[Opening Input data section]

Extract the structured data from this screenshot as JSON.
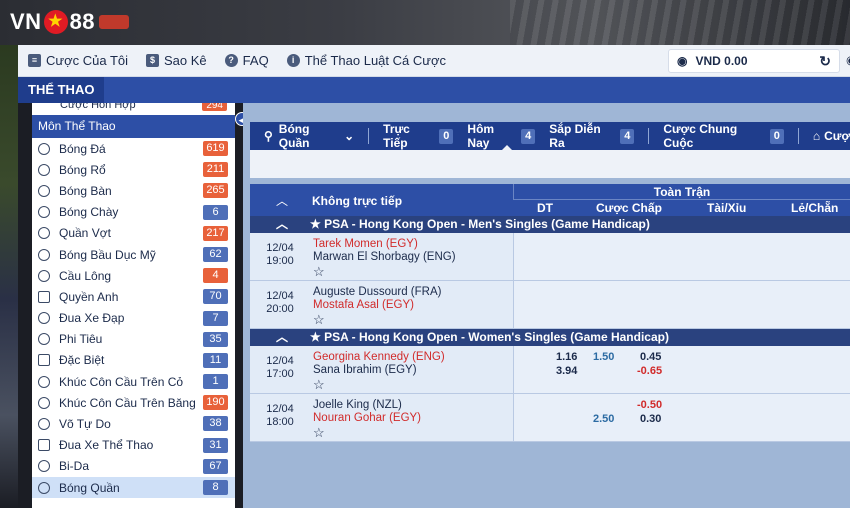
{
  "brand": {
    "logo_text_left": "VN",
    "logo_text_right": "88"
  },
  "nav": {
    "items": [
      {
        "label": "Cược Của Tôi",
        "icon": "receipt-icon"
      },
      {
        "label": "Sao Kê",
        "icon": "statement-icon"
      },
      {
        "label": "FAQ",
        "icon": "question-icon"
      },
      {
        "label": "Thể Thao Luật Cá Cược",
        "icon": "info-icon"
      }
    ],
    "balance": "VND 0.00"
  },
  "section_title": "THỂ THAO",
  "sidebar": {
    "top_item": {
      "label": "Cược Hỗn Hợp",
      "count": "294"
    },
    "header": "Môn Thể Thao",
    "items": [
      {
        "label": "Bóng Đá",
        "count": "619",
        "hot": true
      },
      {
        "label": "Bóng Rổ",
        "count": "211",
        "hot": true
      },
      {
        "label": "Bóng Bàn",
        "count": "265",
        "hot": true
      },
      {
        "label": "Bóng Chày",
        "count": "6",
        "hot": false
      },
      {
        "label": "Quần Vợt",
        "count": "217",
        "hot": true
      },
      {
        "label": "Bóng Bầu Dục Mỹ",
        "count": "62",
        "hot": false
      },
      {
        "label": "Cầu Lông",
        "count": "4",
        "hot": true
      },
      {
        "label": "Quyền Anh",
        "count": "70",
        "hot": false
      },
      {
        "label": "Đua Xe Đạp",
        "count": "7",
        "hot": false
      },
      {
        "label": "Phi Tiêu",
        "count": "35",
        "hot": false
      },
      {
        "label": "Đặc Biệt",
        "count": "11",
        "hot": false
      },
      {
        "label": "Khúc Côn Cầu Trên Cỏ",
        "count": "1",
        "hot": false
      },
      {
        "label": "Khúc Côn Cầu Trên Băng",
        "count": "190",
        "hot": true
      },
      {
        "label": "Võ Tự Do",
        "count": "38",
        "hot": false
      },
      {
        "label": "Đua Xe Thể Thao",
        "count": "31",
        "hot": false
      },
      {
        "label": "Bi-Da",
        "count": "67",
        "hot": false
      },
      {
        "label": "Bóng Quần",
        "count": "8",
        "hot": false,
        "active": true
      }
    ]
  },
  "tabs": {
    "sport": "Bóng Quần",
    "live": {
      "label": "Trực Tiếp",
      "count": "0"
    },
    "today": {
      "label": "Hôm Nay",
      "count": "4"
    },
    "upcoming": {
      "label": "Sắp Diễn Ra",
      "count": "4"
    },
    "outright": {
      "label": "Cược Chung Cuộc",
      "count": "0"
    },
    "more": "Cượ"
  },
  "table": {
    "not_live": "Không trực tiếp",
    "full_match": "Toàn Trận",
    "cols": {
      "dt": "DT",
      "handicap": "Cược Chấp",
      "ou": "Tài/Xỉu",
      "oe": "Lẻ/Chẵn"
    },
    "leagues": [
      {
        "name": "PSA - Hong Kong Open - Men's Singles (Game Handicap)",
        "matches": [
          {
            "date": "12/04",
            "time": "19:00",
            "home": "Tarek Momen (EGY)",
            "away": "Marwan El Shorbagy (ENG)"
          },
          {
            "date": "12/04",
            "time": "20:00",
            "home": "Auguste Dussourd (FRA)",
            "away": "Mostafa Asal (EGY)"
          }
        ]
      },
      {
        "name": "PSA - Hong Kong Open - Women's Singles (Game Handicap)",
        "matches": [
          {
            "date": "12/04",
            "time": "17:00",
            "home": "Georgina Kennedy (ENG)",
            "away": "Sana Ibrahim (EGY)",
            "dt1": "1.16",
            "dt2": "3.94",
            "hcap_line": "1.50",
            "hcap1": "0.45",
            "hcap2": "-0.65"
          },
          {
            "date": "12/04",
            "time": "18:00",
            "home": "Joelle King (NZL)",
            "away": "Nouran Gohar (EGY)",
            "hcap_line": "2.50",
            "hcap1": "-0.50",
            "hcap2": "0.30"
          }
        ]
      }
    ]
  }
}
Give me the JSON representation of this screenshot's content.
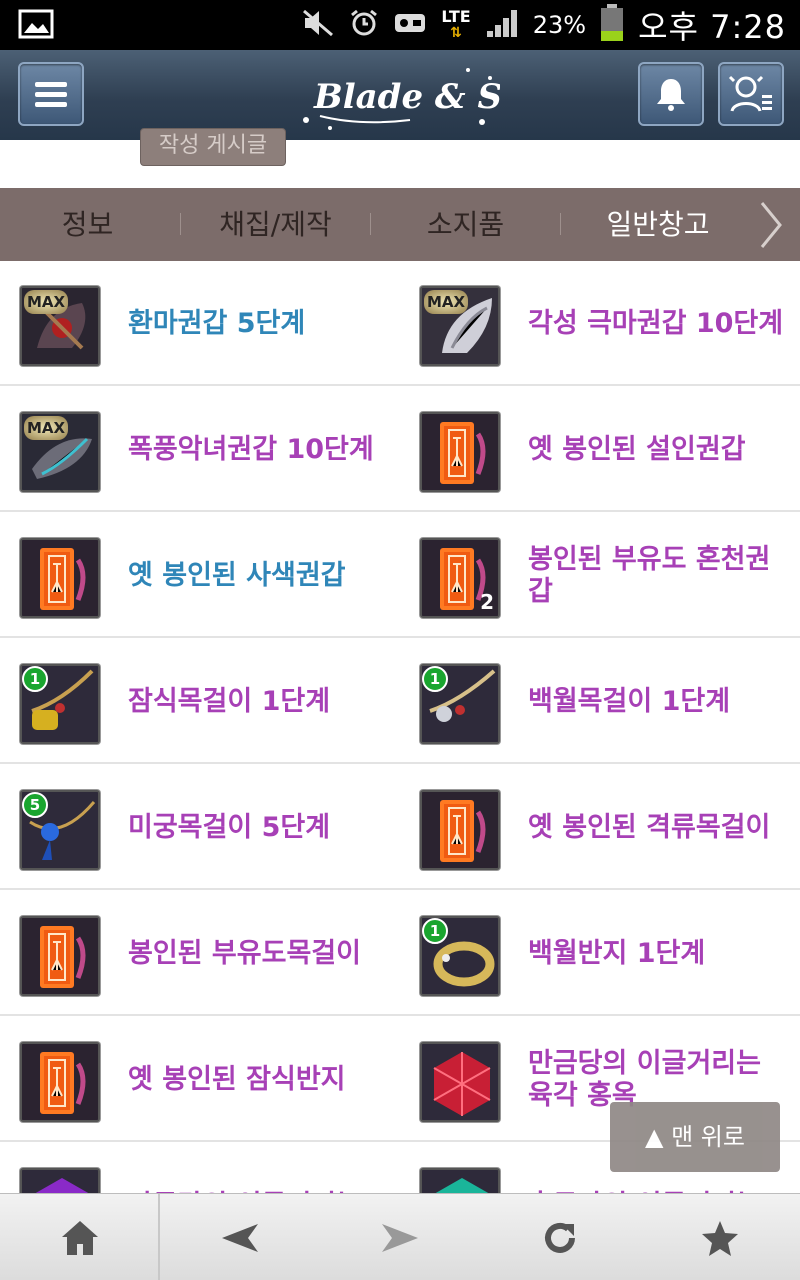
{
  "status_bar": {
    "network": "LTE",
    "battery": "23%",
    "clock": "오후 7:28"
  },
  "header": {
    "logo_text": "Blade & Soul",
    "subnav_label": "작성 게시글"
  },
  "tabs": [
    {
      "label": "정보",
      "active": false
    },
    {
      "label": "채집/제작",
      "active": false
    },
    {
      "label": "소지품",
      "active": false
    },
    {
      "label": "일반창고",
      "active": true
    }
  ],
  "colors": {
    "tab_bar": "#7c6c6a",
    "name_blue": "#2f86b8",
    "name_purple": "#a740b6",
    "header": "#2f3f52"
  },
  "items": [
    [
      {
        "name": "환마권갑 5단계",
        "color": "blue",
        "badge": "MAX",
        "icon": "gauntlet-red"
      },
      {
        "name": "각성 극마권갑 10단계",
        "color": "purple",
        "badge": "MAX",
        "icon": "gauntlet-white"
      }
    ],
    [
      {
        "name": "폭풍악녀권갑 10단계",
        "color": "purple",
        "badge": "MAX",
        "icon": "gauntlet-dark"
      },
      {
        "name": "옛 봉인된 설인권갑",
        "color": "purple",
        "badge": "",
        "icon": "sealed-talisman"
      }
    ],
    [
      {
        "name": "옛 봉인된 사색권갑",
        "color": "blue",
        "badge": "",
        "icon": "sealed-talisman"
      },
      {
        "name": "봉인된 부유도 혼천권갑",
        "color": "purple",
        "badge": "",
        "icon": "sealed-talisman",
        "count": "2"
      }
    ],
    [
      {
        "name": "잠식목걸이 1단계",
        "color": "purple",
        "badge": "1",
        "icon": "necklace-gold"
      },
      {
        "name": "백월목걸이 1단계",
        "color": "purple",
        "badge": "1",
        "icon": "necklace-silver"
      }
    ],
    [
      {
        "name": "미궁목걸이 5단계",
        "color": "purple",
        "badge": "5",
        "icon": "necklace-blue"
      },
      {
        "name": "옛 봉인된 격류목걸이",
        "color": "purple",
        "badge": "",
        "icon": "sealed-talisman"
      }
    ],
    [
      {
        "name": "봉인된 부유도목걸이",
        "color": "purple",
        "badge": "",
        "icon": "sealed-talisman"
      },
      {
        "name": "백월반지 1단계",
        "color": "purple",
        "badge": "1",
        "icon": "ring-gold"
      }
    ],
    [
      {
        "name": "옛 봉인된 잠식반지",
        "color": "purple",
        "badge": "",
        "icon": "sealed-talisman"
      },
      {
        "name": "만금당의 이글거리는 육각 홍옥",
        "color": "purple",
        "badge": "",
        "icon": "gem-red"
      }
    ],
    [
      {
        "name": "만금당의 이글거리는",
        "color": "purple",
        "badge": "",
        "icon": "gem-purple"
      },
      {
        "name": "흑무파의 이글거리는",
        "color": "purple",
        "badge": "",
        "icon": "gem-teal"
      }
    ]
  ],
  "back_to_top": "▲ 맨 위로",
  "bottom_nav": [
    "home-icon",
    "back-arrow-icon",
    "forward-arrow-icon",
    "refresh-icon",
    "bookmark-star-icon"
  ]
}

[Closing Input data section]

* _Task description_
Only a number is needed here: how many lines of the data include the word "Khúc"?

* _Output of the exercise_
2